House Judiciary Committee Chairman Jim Jordan (R-OH) just sent a letter to Attorney General Merrick Garland revealing new information related to the raid of former President Donald Trump’s residence and the Department of Justice’s reported indictment of President Donald Trump. This information was obtained from the Committee’s transcribed interview of Steven D’Antuono, the former Assistant Director-in-Charge of the FBI’s Washington Field Office. Mr. D’Antuono described several abnormalities in the raid.
According to Mr. D’Antuono, the abnormalities include:
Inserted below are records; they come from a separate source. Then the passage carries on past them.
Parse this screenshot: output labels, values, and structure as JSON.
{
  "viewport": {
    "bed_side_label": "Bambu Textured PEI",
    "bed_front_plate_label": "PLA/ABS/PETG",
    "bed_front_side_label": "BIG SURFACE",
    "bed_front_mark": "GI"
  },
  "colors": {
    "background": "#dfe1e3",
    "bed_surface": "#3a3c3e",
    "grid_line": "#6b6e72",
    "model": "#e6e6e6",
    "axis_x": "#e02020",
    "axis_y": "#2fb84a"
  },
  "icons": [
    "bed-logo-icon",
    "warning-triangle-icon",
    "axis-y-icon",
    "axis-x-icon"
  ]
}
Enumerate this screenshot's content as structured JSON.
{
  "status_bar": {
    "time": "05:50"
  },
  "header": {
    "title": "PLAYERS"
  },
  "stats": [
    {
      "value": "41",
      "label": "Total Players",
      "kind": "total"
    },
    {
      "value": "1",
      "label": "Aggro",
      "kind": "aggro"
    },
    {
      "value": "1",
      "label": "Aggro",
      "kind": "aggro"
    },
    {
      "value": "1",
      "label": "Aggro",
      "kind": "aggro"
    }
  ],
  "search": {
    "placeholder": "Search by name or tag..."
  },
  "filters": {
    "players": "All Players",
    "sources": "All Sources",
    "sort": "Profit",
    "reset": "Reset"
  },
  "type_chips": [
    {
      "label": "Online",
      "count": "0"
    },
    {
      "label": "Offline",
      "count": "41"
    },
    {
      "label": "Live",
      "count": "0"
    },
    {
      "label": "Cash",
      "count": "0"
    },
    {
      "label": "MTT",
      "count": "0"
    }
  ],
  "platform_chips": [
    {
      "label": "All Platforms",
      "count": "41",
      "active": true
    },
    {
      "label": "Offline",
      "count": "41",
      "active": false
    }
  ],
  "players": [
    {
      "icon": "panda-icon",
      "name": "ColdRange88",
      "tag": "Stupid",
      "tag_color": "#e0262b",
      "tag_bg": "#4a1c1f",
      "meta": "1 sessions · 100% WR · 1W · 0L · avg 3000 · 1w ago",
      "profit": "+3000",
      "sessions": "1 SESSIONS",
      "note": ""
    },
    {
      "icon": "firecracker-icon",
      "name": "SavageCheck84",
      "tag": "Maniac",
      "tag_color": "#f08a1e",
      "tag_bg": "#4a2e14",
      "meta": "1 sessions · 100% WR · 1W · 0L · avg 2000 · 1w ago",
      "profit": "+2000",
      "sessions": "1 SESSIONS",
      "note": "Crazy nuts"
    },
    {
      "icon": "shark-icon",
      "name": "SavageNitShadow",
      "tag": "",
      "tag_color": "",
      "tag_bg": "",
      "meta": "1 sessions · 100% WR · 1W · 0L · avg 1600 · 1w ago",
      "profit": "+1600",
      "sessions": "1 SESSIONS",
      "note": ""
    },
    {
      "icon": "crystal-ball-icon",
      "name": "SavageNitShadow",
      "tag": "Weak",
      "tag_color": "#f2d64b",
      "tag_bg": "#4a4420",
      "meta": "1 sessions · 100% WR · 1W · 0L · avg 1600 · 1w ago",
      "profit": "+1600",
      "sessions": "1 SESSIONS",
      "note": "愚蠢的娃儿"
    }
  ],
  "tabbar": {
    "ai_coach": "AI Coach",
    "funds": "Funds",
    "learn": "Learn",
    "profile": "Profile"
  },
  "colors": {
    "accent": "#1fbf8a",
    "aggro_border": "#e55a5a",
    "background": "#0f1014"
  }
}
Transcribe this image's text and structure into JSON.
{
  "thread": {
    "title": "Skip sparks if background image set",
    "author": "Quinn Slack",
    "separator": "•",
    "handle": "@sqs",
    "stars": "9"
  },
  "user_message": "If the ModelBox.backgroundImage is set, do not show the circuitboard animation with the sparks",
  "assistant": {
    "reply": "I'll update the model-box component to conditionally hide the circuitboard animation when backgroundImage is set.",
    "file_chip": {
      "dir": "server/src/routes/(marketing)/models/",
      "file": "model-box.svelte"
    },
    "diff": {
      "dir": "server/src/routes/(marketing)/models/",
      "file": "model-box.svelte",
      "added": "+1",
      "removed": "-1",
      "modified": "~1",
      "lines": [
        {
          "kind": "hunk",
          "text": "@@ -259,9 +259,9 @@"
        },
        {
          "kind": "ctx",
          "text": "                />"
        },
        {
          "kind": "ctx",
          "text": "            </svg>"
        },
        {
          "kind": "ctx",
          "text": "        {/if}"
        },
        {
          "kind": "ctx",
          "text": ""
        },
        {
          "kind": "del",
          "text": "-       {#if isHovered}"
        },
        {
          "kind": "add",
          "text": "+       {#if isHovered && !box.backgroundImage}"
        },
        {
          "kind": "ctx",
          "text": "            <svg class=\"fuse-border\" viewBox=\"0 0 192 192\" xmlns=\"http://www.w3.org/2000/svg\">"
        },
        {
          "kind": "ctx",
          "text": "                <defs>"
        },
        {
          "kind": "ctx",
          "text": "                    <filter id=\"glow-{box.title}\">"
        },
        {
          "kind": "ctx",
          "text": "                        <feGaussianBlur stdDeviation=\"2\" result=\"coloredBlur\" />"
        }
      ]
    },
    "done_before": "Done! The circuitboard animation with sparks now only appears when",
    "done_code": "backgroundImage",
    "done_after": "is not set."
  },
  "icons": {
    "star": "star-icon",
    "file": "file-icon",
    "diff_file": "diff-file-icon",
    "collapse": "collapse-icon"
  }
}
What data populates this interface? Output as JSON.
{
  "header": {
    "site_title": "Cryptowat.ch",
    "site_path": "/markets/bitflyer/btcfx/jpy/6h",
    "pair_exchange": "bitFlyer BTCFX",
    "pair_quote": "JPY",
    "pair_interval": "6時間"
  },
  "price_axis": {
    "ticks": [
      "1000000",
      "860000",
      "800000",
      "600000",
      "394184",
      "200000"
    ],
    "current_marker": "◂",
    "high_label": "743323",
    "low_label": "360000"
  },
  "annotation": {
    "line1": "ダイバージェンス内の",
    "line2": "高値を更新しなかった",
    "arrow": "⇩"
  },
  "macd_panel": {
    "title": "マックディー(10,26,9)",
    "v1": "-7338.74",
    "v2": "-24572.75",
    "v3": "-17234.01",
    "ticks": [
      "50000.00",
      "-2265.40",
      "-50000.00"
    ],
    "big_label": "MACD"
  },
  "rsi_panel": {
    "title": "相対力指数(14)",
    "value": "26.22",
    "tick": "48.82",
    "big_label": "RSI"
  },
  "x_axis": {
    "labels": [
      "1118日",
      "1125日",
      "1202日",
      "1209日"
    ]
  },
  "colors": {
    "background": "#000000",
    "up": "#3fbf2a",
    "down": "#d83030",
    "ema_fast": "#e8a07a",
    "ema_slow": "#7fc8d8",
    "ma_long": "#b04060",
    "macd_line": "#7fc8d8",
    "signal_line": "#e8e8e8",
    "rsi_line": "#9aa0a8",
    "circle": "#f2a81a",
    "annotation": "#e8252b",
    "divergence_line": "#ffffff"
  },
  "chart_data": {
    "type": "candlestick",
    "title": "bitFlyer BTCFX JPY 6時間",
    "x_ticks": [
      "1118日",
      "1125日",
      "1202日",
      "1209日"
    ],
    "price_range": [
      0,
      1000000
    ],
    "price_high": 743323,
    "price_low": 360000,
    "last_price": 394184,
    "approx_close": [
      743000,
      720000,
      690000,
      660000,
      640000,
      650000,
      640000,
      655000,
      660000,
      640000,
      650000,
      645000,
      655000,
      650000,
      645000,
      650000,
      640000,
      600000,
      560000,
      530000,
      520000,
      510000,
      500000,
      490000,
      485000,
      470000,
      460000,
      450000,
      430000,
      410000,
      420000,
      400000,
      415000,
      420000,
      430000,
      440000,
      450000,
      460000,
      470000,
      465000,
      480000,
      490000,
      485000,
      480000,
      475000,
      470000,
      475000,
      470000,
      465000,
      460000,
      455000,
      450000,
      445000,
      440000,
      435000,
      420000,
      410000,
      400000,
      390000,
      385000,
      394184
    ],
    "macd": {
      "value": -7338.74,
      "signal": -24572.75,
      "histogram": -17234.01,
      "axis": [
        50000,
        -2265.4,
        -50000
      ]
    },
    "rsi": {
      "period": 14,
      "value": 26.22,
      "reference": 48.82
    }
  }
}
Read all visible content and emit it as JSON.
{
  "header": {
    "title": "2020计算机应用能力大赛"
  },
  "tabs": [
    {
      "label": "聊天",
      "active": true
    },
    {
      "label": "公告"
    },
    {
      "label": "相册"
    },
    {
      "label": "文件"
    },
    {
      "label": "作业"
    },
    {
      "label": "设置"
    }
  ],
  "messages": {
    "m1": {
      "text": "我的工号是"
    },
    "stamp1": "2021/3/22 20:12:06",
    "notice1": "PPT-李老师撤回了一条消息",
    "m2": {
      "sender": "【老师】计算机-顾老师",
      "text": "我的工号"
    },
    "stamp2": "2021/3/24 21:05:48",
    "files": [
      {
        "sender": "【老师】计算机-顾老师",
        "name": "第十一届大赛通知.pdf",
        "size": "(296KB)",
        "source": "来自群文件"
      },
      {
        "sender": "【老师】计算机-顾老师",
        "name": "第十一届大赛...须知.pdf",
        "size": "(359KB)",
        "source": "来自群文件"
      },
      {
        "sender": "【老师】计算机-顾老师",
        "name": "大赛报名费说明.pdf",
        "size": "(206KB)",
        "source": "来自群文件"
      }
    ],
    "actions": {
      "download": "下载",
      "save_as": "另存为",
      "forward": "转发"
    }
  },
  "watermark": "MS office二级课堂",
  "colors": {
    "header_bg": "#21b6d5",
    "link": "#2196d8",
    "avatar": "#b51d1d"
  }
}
The Miami Field Office did not conduct the search. Mr. D’Antuono testified that FBI headquarters made the decision to assign the execution of the search warrant to the Washington Field Office (WFO) despite the location of the search occurring in the territory of the FBI’s Miami Field Office. Mr. D’Antuono stated that he had “absolutely no idea” why this decision was made and questioned why the Miami Field Office was not taking the lead on this matter. Mr. D’Antuono stated that the FBI “learned a lot of stuff from [the] Crossfire Hurricane” investigation—notably “that the [FBI] Headquarters does not work the investigation, it is supposed to be the field offices working the investigations.” Mr. D’Antuono indicated that his “concern is that [the] DOJ was not following the same principles . . . .” In fact, as recently as May 2023, in response to the report of Special Counsel Durham, the FBI asserted that “investigations should be run out of the Field” and not from Washington, D.C.
The Department did not assign a U.S. Attorney’s Office to the matter. According to Mr. D’Antuono, it was unusual to not have a U.S. Attorney assigned to an investigative matter, especially a matter of this magnitude. He explained that he “didn’t understand why there wasn’t a US Attorney assigned” and “raised this concern a lot with” Department officials because this was out of the ordinary. Mr. D’Antuono indicated that he “never got a good answer” and was told that the National Security Division would be handling this matter—with Jay Bratt, who leads the Department’s counterintelligence division, as “the lead prosecutor on the case.” Mr. Bratt is the same Department lawyer who allegedly improperly pressured a lawyer representing an employee of President Trump.10 Mr. D’Antuono again noted his concern regarding lessons learned from Crossfire Hurricane, that the Justice Department was not following the principle that “Headquarters does not work the investigation . . . .”
The FBI did not first seek consent to effectuate the search. Mr. D’Antuono recounted a meeting between FBI and Department officials during which the Department assertively pushed for the FBI to promptly execute the search warrant.12 Based upon his over-20-year tenure at the FBI, Mr. D’Antuono testified that he believed that the FBI, prior to resorting to a search warrant, should have sought consent to search the premises. He testified that this outcome would have been “the best thing for all parties” involved— “[f]or the FBI, for former President Trump, and for the country . . . .” Mr. D’Antuono indicated a belief that either you or Director Christopher Wray made the decision to seek a search warrant, despite opposition from the line agents working this case in the WFO. Following that meeting, Mr. D’Antuono described how Justice Department counterintelligence official George Toscas—who also reportedly worked on the “Crossfire Hurricane and Clinton email investigations”—told him that FBI agents were ready to execute the warrant.16 Mr. D’Antuono pushed back on the Department for trying to unilaterally allocate FBI resources.
The FBI refused to wait for President Trump’s attorney to be present before executing the search. Mr. D’Antuono testified that the FBI sought to exclude President Trump’s attorney from the search, a move with which Mr. D’Antuono disagreed. Mr. D’Antuono believed that the FBI should have worked with the attorney to get consent to search the residence prior to seeking a warrant for the search. Mr. D’Antuono believes that “there was a good likelihood that [they] could have gotten consent . . . .”